    The court will send a letter to counsel for both sides informing you whether PDR is granted. If it is, the cycle described above for the initial appeal repeats: The movant files a brief, opposing counsel files a brief, there may be a reply brief filed, the court contemplates your case, and it eventually renders an opinion. The unhappy party may now file another Motion for Rehearing, which stands about as much a chance of success as the earlier one.

    Eventually, all of the courts and parties will have their say and the avenues are exhausted. At this point, the original court of appeals will render a Mandate. This document makes your judgment final. (Hence, the happy dance!) The court will also send a copy directly to the district clerk to put in the original case file. You may do with the mandate whatever you wish: file it, frame it, or burn it. Your copy is just another piece of paper.

    Perhaps the most important thing for a trial attorney to know about mandates is that they are the document that makes an appealed judgment final. If you are trying a case and need a prior conviction to prove up either a punishment enhancement or an element of the original charge, you may get caught short if you do not have a mandate. If you present a judgment or pen pack as evidence, all the defendant has to do is say that the case was appealed and the ball is back in your court to prove that the judgment is final. Do so with a mandate. If you prepare ahead, a certified copy of a mandate is easy to get from the district clerk. You may also be able to get a certified copy from either the appellate clerk or TDCJ, but you probably will not get one if you do not ask. Depending on where these documents are filed, it can take a few minutes or a few weeks—plan ahead!

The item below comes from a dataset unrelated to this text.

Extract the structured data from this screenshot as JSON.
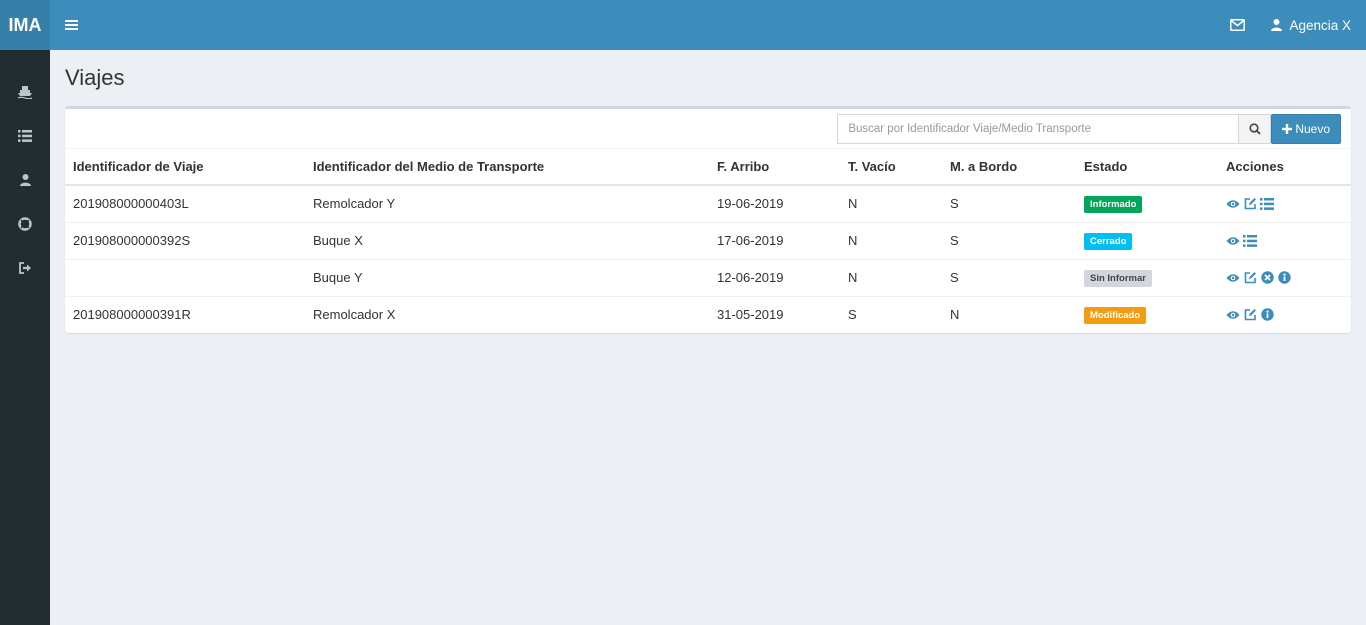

    If your case was anything but “affirmed,” carefully review Rule 51.2 of the Rules of Appellate Procedure and make sure you know what needs to happen next. It may be necessary to retry your case or even just follow up with county or district officials and make sure they have done their jobs.

    Now that you know all that you need to know about appeals (unless you are responsible for one), let us take up one more subject: the State’s Right to Appeal. The State has a very limited right to appeal, and appellate courts are divided over just how we are supposed to appeal. Article 44.01 of the Code of Criminal Procedure sets out the circumstances under which the State may initiate an appeal. If you feel frustrated, cheated, or abused or are just flat angry, review the code. I also suggest you cool off for a day or two, then discuss it with other attorneys. The timelines and requirements for a State’s appeal are different than those for an appeal by the defense, so be sure to thoroughly read and comply with the code.

    My last bit of advice? Talk to your appellate attorney. If you do not have an appellate attorney, find one in another office and make friends with him. (You can also e-mail TDCAA’s senior appellate attorney, John Stride, at stride Ask dumb questions. Ask them again if necessary. If possible, ask them early. We are all striving for the same goal, and the easier we can make the journey for one another, the happier we will all be.


1 Motions for New Trial are codified in Rule 21 of the Rules of Appellate Procedure.
2 Rule 25.2 of the Rules of Appellate Procedure explain how to perfect an appeal of a criminal case.
3 Rule 32.3 of the Rules of Appellate Procedure explain docketing statements for criminal cases.
4 Rule 38 of the Rules of Appellate Procedure explain the requisites of briefs.
5 Rule 10.5 of the Rules of Appellate Procedure outlines the procedures for requesting additional time.
6 The great majority of cases are affirmed on appeal. For this fact and others that might interest you, see the Annual Reports for the Judiciary available online at AR2009/toc.htm#appellate.
7 See Rule 49.1 of the Rules of Appellate Procedure.
8 Rule 68 of the Rules of Appellate Procedure outlines the procedure for PDR.